KANSAS CITY, Mo. — (hospitalitybusinessnews.com) McDonald’s Corporation and McDonald’s Restaurants of Missouri violated federal law by refusing to accommodate and hire a deaf applicant, the U.S. Equal Employment Opportunity Commission (EEOC) charged in a lawsuit filed today.
According to the suit, Ricky Washington, who is deaf, applied online for a job at a McDonald’s restaurant in Belton, Mo. in June 2012. Washington indicated on his application that he attended Kansas School for the Deaf. Washington also said he had previous job experience working as a cook and clean-up team member at a McDonald’s restaurant in Louisiana in 2009. When the Belton restaurant manager learned Washington needed a sign language interpreter for his job interview, she canceled the interview and never rescheduled it, despite Washington’s sister volunteering to act as the interpreter. Restaurant management continued to interview and hire new workers after Washington made several attempts to schedule an interview.
Such alleged conduct violates the Americans with Disabilities Act of 1990 (ADA), which prohibits discrimination against people with disabilities in employment and requires employers to make reasonable accommodations for job applicants so they will have equal opportunities during the application process. EEOC filed its lawsuit (EEOC v. McDonald’s Corporation, et al, 4:15-cv-01004-FJG) in U.S. District Court for the Western District of Missouri after first attempting to reach a pre-litigation settlement through its conciliation process.
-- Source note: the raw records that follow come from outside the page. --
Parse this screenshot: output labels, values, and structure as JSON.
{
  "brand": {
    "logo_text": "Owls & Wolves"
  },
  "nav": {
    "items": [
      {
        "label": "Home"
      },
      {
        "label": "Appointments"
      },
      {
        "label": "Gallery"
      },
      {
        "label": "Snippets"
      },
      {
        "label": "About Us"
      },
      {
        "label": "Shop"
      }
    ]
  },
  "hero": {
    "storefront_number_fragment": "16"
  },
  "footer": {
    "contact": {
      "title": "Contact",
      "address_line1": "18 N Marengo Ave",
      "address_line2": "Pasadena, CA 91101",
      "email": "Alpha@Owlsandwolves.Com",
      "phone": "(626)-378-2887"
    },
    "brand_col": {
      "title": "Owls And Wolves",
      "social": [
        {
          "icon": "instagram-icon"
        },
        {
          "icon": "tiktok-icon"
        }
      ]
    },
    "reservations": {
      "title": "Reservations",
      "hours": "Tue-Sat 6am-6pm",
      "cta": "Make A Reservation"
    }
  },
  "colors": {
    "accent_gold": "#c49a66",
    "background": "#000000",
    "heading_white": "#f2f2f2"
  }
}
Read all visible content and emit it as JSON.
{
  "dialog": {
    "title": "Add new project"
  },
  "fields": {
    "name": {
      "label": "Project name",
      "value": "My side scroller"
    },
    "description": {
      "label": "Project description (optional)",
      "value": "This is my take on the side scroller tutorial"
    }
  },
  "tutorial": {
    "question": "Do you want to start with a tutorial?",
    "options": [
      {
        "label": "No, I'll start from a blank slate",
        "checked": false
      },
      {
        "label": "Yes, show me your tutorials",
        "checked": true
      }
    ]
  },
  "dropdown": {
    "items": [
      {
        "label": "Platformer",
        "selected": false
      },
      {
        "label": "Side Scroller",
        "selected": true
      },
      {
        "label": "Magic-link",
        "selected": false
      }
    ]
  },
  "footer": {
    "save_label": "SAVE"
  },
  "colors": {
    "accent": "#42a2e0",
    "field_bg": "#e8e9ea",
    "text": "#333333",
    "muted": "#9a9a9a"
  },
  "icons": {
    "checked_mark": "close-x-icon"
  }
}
EEOC seeks back pay, compensatory and punitive damages, and injunctive relief, including training for all McDonald’s managers on accommodations for applicants with disabilities, particularly those who are deaf.
EEOC St. Louis District Director James R. Neely, Jr. said, “Removing obstacles in the hiring process for people with disabilities is a national priority for EEOC. All employers, but especially large ones, should join with the agency to make sure everyone has equal access to the employment process.”
“People with disabilities have one of the highest unemployment rates in the country,” added EEOC Regional Attorney Andrea G. Baran. “Providing equal employment opportunities to all job applicants – including those with disabilities – is not just the law, it is good for our economy and our workplaces.”